Five O' Niner & Forcemen in Nice

In the afternoon of August 29th, Lt. Hugh Shaw, commander of the 509th Demolition Platoon, checks a bridge over the Var north of the city when a young woman from the Red Cross comes to him to tell him that the Germans have left the city. Seven men from the platoon board her truck and go to Nice where they are the first Five O 'Niner to enter the city drinking and celebrating the liberation

On August 29, the FSSF is also on the west bank of the Var in front of Nice and they also send men in recognition in the city. Colonel Jack Akehurst commander of the 1st Regiment also wants to enter Nice.

Approaching the Var river, the three men notice that the main bridge leading into town is partially destroyed. When they cross, they are greeted on the other side by a delegation of officials people from the city who brought with them a black convertible car in which they propose to bring them to their city.

Akehurst sat on the passenger side at the front and the other two men on the wings, Thompson in hand. When they enter the city, the streets are crowded with Nice waving flags and for others offering flowers or wine.

On August 30, General Frederick receives permission from General Devers to cross the Var and occupy the city where the French officially celebrate the liberation of Nice.

The column of the 509th enters the city by the avenue of California and France street where it crosses triumphantly the city invaded by a delirious population and continues its push towards the east towards Menton. Part of the column is sent north to St. Andrée to establish contact with the men of the First Special Service Force and the other progresses eastward through the various localities perched on the Cornices de la Riviera. The 509th Headquarters, in turn, moved to the Alambra Hotel, which later became the 1st Airborne Task Force Headquarters for the rest of the campaign.

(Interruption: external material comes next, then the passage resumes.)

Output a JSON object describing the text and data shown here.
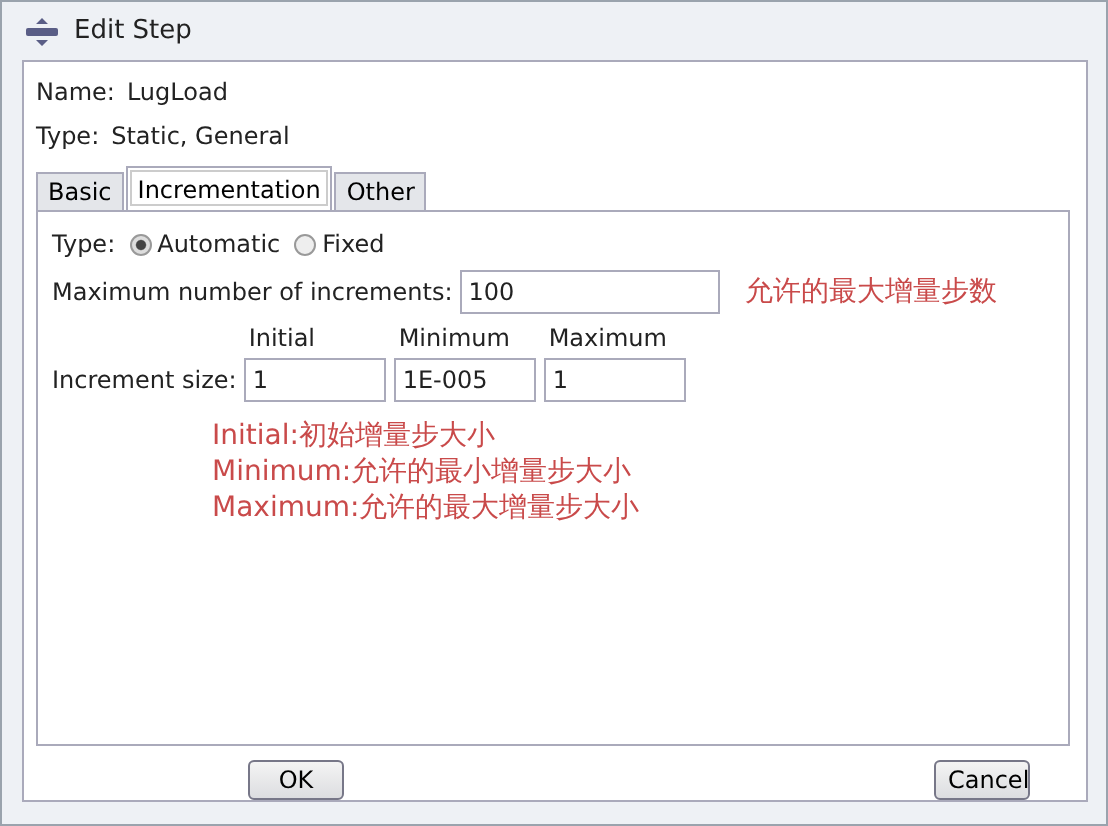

Bibliographie

Astor, Gerald. Battling Buzzards: The Odyssey of the 517th Parachute Regimental Combat Team 1943-1945 . Dell, October 9, 2001

Orfalea, Gregory. Messengers of the Lost Battalion. Free Press, New York, New York, 1997.

Doyle Charles, Stewart Terrell. Stand in the Door: The Wartime History of the Elite 509th Parachute Infantry Batallion. Phillips Pubns; Second Edition edition, June 1988